[Items from an interface collection]
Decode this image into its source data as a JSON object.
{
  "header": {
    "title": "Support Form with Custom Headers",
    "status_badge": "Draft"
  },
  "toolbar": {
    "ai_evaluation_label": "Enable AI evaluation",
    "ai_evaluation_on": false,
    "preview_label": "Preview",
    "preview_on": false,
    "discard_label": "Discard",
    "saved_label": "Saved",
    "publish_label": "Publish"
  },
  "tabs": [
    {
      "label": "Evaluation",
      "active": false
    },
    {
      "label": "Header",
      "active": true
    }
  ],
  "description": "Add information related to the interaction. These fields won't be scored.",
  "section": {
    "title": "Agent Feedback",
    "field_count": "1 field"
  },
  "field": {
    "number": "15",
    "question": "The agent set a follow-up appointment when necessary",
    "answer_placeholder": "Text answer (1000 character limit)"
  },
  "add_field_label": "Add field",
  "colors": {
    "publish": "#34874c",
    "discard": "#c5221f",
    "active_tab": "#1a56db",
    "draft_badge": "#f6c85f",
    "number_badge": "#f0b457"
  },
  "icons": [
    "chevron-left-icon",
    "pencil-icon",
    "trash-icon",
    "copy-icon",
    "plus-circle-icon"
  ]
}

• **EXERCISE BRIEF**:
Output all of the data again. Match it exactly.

• **YOUR RESPONSE**:
Decode this image into its source data as a JSON object.
{
  "header": {
    "title": "Support Form with Custom Headers",
    "status_badge": "Draft"
  },
  "toolbar": {
    "ai_evaluation_label": "Enable AI evaluation",
    "ai_evaluation_on": false,
    "preview_label": "Preview",
    "preview_on": false,
    "discard_label": "Discard",
    "saved_label": "Saved",
    "publish_label": "Publish"
  },
  "tabs": [
    {
      "label": "Evaluation",
      "active": false
    },
    {
      "label": "Header",
      "active": true
    }
  ],
  "description": "Add information related to the interaction. These fields won't be scored.",
  "section": {
    "title": "Agent Feedback",
    "field_count": "1 field"
  },
  "field": {
    "number": "15",
    "question": "The agent set a follow-up appointment when necessary",
    "answer_placeholder": "Text answer (1000 character limit)"
  },
  "add_field_label": "Add field",
  "colors": {
    "publish": "#34874c",
    "discard": "#c5221f",
    "active_tab": "#1a56db",
    "draft_badge": "#f6c85f",
    "number_badge": "#f0b457"
  },
  "icons": [
    "chevron-left-icon",
    "pencil-icon",
    "trash-icon",
    "copy-icon",
    "plus-circle-icon"
  ]
}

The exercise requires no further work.